hwc37
Fri, 10/18/2019 - 15:00
Transcript
Long Island is defined by the water that surrounds it. The Atlantic Ocean, the Long Island Sound, the bays...for hundred of years, the water has shaped Long Islands identity, fueled its economy and attracted countless visitors.

Today, millions of Long Islanders and the fishing, tourism and real estate industries depend on clean water and a healthy coastal ecosystem. Shellfish like oysters and clams are especially critical to clean water on Long Island.

Shellfish are natural filters that cam remove harmful substances from water and can filter up to 40% of area waters each day.

Decades ago, Long Island's shellfish were largely wiped out from pollution and other factors and never fully recovered.

Cornell Cooperative Extension are restoring shellfish to Long Island.
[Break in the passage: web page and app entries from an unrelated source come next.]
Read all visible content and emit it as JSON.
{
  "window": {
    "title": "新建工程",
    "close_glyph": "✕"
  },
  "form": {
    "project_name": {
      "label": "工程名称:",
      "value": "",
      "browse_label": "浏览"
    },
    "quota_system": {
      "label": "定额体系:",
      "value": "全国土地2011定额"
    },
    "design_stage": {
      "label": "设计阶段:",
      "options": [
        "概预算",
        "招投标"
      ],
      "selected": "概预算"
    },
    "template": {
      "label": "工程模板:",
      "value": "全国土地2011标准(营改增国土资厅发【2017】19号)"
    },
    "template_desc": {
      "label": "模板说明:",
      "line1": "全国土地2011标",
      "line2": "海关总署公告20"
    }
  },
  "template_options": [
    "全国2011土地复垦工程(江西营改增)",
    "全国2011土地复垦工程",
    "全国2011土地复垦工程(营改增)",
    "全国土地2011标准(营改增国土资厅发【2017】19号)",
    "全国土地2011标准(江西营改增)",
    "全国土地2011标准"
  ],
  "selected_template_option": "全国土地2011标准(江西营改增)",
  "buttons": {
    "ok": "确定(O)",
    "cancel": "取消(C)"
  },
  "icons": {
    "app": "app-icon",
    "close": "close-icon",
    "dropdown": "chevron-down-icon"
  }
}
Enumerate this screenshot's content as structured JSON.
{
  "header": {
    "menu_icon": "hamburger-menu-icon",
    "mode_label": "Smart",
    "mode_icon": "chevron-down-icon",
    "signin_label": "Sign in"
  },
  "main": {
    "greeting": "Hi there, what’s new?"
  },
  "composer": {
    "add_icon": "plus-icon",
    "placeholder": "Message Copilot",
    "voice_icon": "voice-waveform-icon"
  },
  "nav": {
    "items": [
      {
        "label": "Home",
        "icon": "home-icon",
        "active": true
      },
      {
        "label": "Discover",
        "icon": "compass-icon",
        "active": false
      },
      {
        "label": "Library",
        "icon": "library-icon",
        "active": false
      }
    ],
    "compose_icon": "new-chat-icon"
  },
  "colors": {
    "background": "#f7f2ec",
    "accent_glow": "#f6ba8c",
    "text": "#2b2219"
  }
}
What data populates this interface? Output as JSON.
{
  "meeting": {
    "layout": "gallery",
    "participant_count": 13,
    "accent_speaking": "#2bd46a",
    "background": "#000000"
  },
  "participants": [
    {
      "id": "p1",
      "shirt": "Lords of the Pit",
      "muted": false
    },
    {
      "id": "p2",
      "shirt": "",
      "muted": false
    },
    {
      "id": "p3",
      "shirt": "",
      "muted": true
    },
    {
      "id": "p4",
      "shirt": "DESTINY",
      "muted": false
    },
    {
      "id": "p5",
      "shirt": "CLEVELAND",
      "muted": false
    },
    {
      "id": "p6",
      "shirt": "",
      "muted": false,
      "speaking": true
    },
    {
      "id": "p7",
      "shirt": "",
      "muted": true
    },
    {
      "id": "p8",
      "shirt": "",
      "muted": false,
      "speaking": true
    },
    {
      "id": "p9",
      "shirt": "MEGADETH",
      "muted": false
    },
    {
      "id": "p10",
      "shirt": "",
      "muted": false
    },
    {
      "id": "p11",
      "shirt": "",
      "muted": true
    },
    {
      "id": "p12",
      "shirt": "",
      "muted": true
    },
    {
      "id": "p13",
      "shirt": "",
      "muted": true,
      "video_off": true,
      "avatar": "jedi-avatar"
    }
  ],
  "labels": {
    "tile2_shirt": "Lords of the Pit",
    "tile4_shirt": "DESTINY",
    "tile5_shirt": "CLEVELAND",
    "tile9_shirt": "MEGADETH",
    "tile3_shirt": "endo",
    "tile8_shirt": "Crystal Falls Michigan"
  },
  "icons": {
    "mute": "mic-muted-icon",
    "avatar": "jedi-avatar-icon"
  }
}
Marine scientists are spawning hundreds of millions of shellfish in this hatchery.

Nutrients are optimized, baby clams are fed, cleaned and sorted. Oysters are spawned under controlled condition for maximum yield. Clams are placed in floating systems that increase water flow, food intake and growth. Young oysters are planted in sanctuary sites where they won't be harvested.

Increased shellfish populations will have a positive impact beyond these sanctuary sites so shellfish can be sustainably harvested and enjoyed for generations to come.

It's a win-win-win. For long Islanders. For economic development. For the planet.